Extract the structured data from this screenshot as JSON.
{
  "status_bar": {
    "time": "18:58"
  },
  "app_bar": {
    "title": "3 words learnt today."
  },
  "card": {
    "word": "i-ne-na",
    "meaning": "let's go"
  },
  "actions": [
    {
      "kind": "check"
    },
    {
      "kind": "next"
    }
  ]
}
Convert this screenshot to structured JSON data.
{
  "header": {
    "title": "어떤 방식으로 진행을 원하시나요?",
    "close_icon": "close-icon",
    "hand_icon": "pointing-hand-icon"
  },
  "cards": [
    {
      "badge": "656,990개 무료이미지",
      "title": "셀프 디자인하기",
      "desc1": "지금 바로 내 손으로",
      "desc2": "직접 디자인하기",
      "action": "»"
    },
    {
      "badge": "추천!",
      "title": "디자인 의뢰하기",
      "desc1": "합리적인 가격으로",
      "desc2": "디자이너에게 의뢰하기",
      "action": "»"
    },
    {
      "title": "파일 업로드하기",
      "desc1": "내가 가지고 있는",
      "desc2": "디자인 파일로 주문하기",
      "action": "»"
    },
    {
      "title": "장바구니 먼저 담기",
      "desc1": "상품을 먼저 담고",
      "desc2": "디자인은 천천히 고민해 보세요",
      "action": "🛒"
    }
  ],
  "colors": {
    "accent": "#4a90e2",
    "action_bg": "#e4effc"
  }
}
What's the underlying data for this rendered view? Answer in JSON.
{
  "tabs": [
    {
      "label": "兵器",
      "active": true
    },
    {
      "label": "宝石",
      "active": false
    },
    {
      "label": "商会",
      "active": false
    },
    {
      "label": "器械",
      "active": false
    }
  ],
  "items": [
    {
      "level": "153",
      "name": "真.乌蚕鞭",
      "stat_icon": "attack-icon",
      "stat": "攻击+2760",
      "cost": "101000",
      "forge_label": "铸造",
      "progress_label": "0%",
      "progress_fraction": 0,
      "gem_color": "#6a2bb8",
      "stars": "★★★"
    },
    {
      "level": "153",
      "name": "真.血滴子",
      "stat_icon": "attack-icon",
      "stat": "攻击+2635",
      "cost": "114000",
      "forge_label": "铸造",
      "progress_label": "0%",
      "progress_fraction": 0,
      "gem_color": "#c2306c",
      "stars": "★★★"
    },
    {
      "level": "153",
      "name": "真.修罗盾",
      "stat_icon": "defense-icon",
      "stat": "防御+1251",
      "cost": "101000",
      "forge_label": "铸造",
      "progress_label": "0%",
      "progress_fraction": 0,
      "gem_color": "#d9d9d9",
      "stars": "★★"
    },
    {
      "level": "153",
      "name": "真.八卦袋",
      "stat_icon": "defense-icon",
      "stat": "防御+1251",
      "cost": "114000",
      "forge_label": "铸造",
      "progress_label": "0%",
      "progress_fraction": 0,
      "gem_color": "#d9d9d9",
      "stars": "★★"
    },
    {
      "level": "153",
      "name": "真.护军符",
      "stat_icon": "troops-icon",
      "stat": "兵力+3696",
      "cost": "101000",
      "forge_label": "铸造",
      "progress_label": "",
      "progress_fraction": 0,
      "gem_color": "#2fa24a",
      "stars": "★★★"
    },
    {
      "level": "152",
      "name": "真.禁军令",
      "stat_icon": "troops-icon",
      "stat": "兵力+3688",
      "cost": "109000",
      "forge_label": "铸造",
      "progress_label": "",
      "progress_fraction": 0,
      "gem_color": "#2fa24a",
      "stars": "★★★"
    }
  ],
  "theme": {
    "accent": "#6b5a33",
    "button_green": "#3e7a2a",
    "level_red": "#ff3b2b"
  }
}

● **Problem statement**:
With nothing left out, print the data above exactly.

● **Problem solution**:
Extract the structured data from this screenshot as JSON.
{
  "status_bar": {
    "time": "18:58"
  },
  "app_bar": {
    "title": "3 words learnt today."
  },
  "card": {
    "word": "i-ne-na",
    "meaning": "let's go"
  },
  "actions": [
    {
      "kind": "check"
    },
    {
      "kind": "next"
    }
  ]
}
Convert this screenshot to structured JSON data.
{
  "header": {
    "title": "어떤 방식으로 진행을 원하시나요?",
    "close_icon": "close-icon",
    "hand_icon": "pointing-hand-icon"
  },
  "cards": [
    {
      "badge": "656,990개 무료이미지",
      "title": "셀프 디자인하기",
      "desc1": "지금 바로 내 손으로",
      "desc2": "직접 디자인하기",
      "action": "»"
    },
    {
      "badge": "추천!",
      "title": "디자인 의뢰하기",
      "desc1": "합리적인 가격으로",
      "desc2": "디자이너에게 의뢰하기",
      "action": "»"
    },
    {
      "title": "파일 업로드하기",
      "desc1": "내가 가지고 있는",
      "desc2": "디자인 파일로 주문하기",
      "action": "»"
    },
    {
      "title": "장바구니 먼저 담기",
      "desc1": "상품을 먼저 담고",
      "desc2": "디자인은 천천히 고민해 보세요",
      "action": "🛒"
    }
  ],
  "colors": {
    "accent": "#4a90e2",
    "action_bg": "#e4effc"
  }
}
What's the underlying data for this rendered view? Answer in JSON.
{
  "tabs": [
    {
      "label": "兵器",
      "active": true
    },
    {
      "label": "宝石",
      "active": false
    },
    {
      "label": "商会",
      "active": false
    },
    {
      "label": "器械",
      "active": false
    }
  ],
  "items": [
    {
      "level": "153",
      "name": "真.乌蚕鞭",
      "stat_icon": "attack-icon",
      "stat": "攻击+2760",
      "cost": "101000",
      "forge_label": "铸造",
      "progress_label": "0%",
      "progress_fraction": 0,
      "gem_color": "#6a2bb8",
      "stars": "★★★"
    },
    {
      "level": "153",
      "name": "真.血滴子",
      "stat_icon": "attack-icon",
      "stat": "攻击+2635",
      "cost": "114000",
      "forge_label": "铸造",
      "progress_label": "0%",
      "progress_fraction": 0,
      "gem_color": "#c2306c",
      "stars": "★★★"
    },
    {
      "level": "153",
      "name": "真.修罗盾",
      "stat_icon": "defense-icon",
      "stat": "防御+1251",
      "cost": "101000",
      "forge_label": "铸造",
      "progress_label": "0%",
      "progress_fraction": 0,
      "gem_color": "#d9d9d9",
      "stars": "★★"
    },
    {
      "level": "153",
      "name": "真.八卦袋",
      "stat_icon": "defense-icon",
      "stat": "防御+1251",
      "cost": "114000",
      "forge_label": "铸造",
      "progress_label": "0%",
      "progress_fraction": 0,
      "gem_color": "#d9d9d9",
      "stars": "★★"
    },
    {
      "level": "153",
      "name": "真.护军符",
      "stat_icon": "troops-icon",
      "stat": "兵力+3696",
      "cost": "101000",
      "forge_label": "铸造",
      "progress_label": "",
      "progress_fraction": 0,
      "gem_color": "#2fa24a",
      "stars": "★★★"
    },
    {
      "level": "152",
      "name": "真.禁军令",
      "stat_icon": "troops-icon",
      "stat": "兵力+3688",
      "cost": "109000",
      "forge_label": "铸造",
      "progress_label": "",
      "progress_fraction": 0,
      "gem_color": "#2fa24a",
      "stars": "★★★"
    }
  ],
  "theme": {
    "accent": "#6b5a33",
    "button_green": "#3e7a2a",
    "level_red": "#ff3b2b"
  }
}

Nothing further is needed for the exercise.